By Jim Gilles
Los Angeles, CA (The Hollywood Times) 7/23/22 – On Saturday, July 23, 12:00 noon, there will be a screening of David Lewis’ All Kinds of Love (2022) at the Directors Guild of America. Set in 2015 against the backdrop of the Supreme Court’s upholding of Marriage Equality, a long-time gay couple divorce just as everyone else is getting married. After his commitment-phobic husband divorces him, Max, a stuck-in-his-ways gay man tries to start over. When he becomes accidental roommates with a younger hip nerd who is as romantically challenged as he is, it looks like there will be something new for Max. All Kinds of Love is a feel-good comedy about people trying to follow their hearts, whether it involves an inter-generational romance, a middle-aged interracial “throuple” or an artistic trans man looking for love in all the wrong places.
David Lewis and his crew pulled together a fun romantic comedy that is light and heart-warming. Some middle-aged viewers will probably relate to this film about being middle-aged and suddenly finding a boyfriend who is quite a bit younger. Any one on the heels of a divorce or the end of a long-term relationship can relate to Max, who has just turned 40. This movie doesn’t have anyone struggling to figure out who they are or how to be themselves in this world. Conrad (Cody Duke), the younger man, is very bright and clear-headed about what he wants with work, but a bit nerdy at times. Age is less a factor in some relationships than some of us think.

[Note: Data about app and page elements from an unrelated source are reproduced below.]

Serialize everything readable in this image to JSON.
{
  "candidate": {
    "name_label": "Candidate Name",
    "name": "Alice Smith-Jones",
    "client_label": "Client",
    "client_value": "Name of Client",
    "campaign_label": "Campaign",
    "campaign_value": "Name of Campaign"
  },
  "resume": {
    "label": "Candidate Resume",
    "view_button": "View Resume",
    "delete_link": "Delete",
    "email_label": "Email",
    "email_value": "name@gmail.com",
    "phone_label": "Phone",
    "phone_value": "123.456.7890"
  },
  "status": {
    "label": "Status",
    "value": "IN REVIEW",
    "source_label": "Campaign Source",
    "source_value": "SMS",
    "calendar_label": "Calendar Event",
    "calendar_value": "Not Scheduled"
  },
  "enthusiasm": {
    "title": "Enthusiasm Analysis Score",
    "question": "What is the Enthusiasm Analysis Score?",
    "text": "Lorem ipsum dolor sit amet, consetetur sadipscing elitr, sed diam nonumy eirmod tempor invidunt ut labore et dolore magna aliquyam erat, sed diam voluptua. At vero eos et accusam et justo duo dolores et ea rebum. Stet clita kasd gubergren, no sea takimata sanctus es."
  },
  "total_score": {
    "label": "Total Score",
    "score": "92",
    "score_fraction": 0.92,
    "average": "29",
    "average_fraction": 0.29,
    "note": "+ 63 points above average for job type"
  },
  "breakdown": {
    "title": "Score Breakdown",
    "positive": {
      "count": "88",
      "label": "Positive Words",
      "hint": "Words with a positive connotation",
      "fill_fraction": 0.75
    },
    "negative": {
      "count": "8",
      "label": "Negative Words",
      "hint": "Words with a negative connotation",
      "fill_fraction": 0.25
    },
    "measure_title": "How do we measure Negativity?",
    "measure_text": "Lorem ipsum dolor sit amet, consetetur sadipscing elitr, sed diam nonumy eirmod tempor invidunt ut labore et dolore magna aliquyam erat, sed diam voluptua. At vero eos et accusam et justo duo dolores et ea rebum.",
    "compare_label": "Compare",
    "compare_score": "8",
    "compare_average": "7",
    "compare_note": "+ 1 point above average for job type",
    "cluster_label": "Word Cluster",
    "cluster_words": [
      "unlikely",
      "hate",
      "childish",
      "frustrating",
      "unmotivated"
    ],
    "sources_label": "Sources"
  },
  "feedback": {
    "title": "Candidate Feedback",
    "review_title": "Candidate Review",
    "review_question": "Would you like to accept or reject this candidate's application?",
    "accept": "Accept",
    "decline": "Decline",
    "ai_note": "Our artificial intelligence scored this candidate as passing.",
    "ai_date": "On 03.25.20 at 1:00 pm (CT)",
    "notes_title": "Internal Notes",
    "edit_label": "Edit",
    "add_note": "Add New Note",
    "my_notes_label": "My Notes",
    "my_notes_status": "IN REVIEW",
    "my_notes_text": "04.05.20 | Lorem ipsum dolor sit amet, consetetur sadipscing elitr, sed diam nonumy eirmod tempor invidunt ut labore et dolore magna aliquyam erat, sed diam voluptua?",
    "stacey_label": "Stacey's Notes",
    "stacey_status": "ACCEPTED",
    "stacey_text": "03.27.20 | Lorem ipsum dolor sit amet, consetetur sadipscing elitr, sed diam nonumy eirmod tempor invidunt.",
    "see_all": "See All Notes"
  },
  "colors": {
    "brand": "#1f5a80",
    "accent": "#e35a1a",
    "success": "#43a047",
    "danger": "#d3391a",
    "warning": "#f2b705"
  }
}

Being a gay rom-com, the situations are, of course, a bit over the top. The film opens with a male stripper at a Marriage Equality party in 2015 and for some reasons, Josh (Steve Callahan) decides it is an appropriate time to offer Max (Matthew Montgomery) a ring after they have been today as a couple for seven years already. Max seems less than thrilled. Suddenly, there is a time leap, and the couple is getting divorced and Max temporarily moves into one of the houses that Josh owns and rents out. Max comes home to find his now ex-husband Josh in bed with muscular guy named Pete (Spike Meyer) who meets Josh’s kinky cop fantasies and handcuffs him during sex. It turns out that this is the same guy who was a stripper at the Marriage Equality party. His gig as a stripper is a sidekick from his real job as a local policeman. Max responds angrily and leaves, figuring he has lost all interest in the man he used to love.
Max is on good terms with his parents, Ol’ Jimbo (Jerry McDaniel, Jr.) who is a fairly successful artist and his mother Lila (Molly O’Leary), both of whom seem to be from the 60s and the hippie generation, living together but never marrying. We are surprised that they have a happy, functioning relationship with a third wheel Drew (Mark Nordike), who was their accountant but is not a huge proponent of nude yoga. They are definitely free-thinkers not nearly as rigid in their approach to life as Max is. The three form an amusing distraction within the film’s approach to “all kinds of love.”
Max tries to follow his parents advice and their yoga coach Drew – and begins practicing nude yoga at the house where he is staying. Suddenly a young man arrives with a key and Conrad sees Max completely naked – and, of course, Max is embarrassed and tries to apologize. Conrad explains that he is leasing the house from Josh and Max realizes that he will need to pack up his belongings and leave.
It means returning to Josh’s house and sleeping on the sofa – something he is not very happy about doing because the cop/stripper is too often there with Josh. He can’t bear to stay with his parents, where he finds his father’s art projects with Drew a bit too crazy. Seemingly out of options, he asks young Conrad if he could stay at Conrad’s rented place for a few weeks. And there the story develops into a budding relationship between Conrad and Max.
Spoiler alert: You need to watch the film to appreciate the interesting chemistry between the characters and the way the plot develops. This is not a complex film and it was made with a very small budget. All the actors are professional except for Cody Duke who plays Conrad. What is most amusing at times is the differing view of love that the characters have in their heads and the way they tend to articulate their views. For Cody, things can be “very nuanced” or “brutal” – language markers appropriate to his age group, but quite different from those of Max and Josh, or even Max’s parents. The actors seem to have no issue with full front male nudity in a number of scenes, but it is not meant to be titillating but a natural response to their comfort with their own skin.
David Lewis is a writer and director, known for his previous films Redwoods (2009), Longhorns (2011), and Ranchlands (2019), several of which have been included in previous Outfest film festivals. All Kinds of Love recently screened in San Francisco as part of Frameline.